═══ Data section ═══

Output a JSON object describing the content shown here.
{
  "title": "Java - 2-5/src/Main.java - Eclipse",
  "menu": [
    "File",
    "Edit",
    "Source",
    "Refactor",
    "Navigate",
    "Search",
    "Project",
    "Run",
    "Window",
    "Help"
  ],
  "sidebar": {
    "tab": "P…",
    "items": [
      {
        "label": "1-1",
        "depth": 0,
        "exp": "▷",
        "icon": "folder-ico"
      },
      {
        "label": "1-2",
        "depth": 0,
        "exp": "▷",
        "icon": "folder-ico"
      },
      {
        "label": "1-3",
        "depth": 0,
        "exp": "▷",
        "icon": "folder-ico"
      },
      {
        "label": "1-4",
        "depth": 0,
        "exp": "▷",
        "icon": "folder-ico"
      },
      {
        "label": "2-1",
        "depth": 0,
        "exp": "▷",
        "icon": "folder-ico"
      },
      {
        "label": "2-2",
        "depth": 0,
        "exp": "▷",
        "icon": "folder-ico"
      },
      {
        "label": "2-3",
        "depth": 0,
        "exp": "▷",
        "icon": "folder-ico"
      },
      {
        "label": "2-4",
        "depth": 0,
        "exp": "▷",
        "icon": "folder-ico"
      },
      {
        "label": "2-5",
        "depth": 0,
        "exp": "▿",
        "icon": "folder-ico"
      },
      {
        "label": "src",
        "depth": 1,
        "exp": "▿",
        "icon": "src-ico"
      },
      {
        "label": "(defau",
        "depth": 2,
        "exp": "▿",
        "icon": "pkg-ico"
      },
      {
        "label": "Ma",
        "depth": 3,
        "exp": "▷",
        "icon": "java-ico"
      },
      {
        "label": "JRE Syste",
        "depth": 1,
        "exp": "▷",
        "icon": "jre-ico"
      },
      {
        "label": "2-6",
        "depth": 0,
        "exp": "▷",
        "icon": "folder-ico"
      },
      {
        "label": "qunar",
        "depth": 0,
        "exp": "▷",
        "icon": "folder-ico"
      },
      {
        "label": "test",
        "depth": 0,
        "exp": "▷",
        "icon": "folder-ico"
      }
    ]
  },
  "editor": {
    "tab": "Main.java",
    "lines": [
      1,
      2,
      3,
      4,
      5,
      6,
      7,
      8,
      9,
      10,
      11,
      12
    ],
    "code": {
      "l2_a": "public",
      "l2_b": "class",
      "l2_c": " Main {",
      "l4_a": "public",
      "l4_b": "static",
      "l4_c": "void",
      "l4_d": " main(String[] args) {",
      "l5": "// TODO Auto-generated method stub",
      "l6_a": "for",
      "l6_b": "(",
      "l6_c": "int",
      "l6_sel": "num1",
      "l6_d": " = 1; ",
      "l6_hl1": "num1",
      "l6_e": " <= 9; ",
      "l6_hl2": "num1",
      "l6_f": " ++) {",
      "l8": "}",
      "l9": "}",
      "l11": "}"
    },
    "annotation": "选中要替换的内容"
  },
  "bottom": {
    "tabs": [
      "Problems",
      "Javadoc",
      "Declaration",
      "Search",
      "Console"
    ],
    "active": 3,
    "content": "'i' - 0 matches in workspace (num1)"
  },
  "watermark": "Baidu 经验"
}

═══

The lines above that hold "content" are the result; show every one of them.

*Exercise output:*
Output a JSON object describing the content shown here.
    "content": "'i' - 0 matches in workspace (num1)"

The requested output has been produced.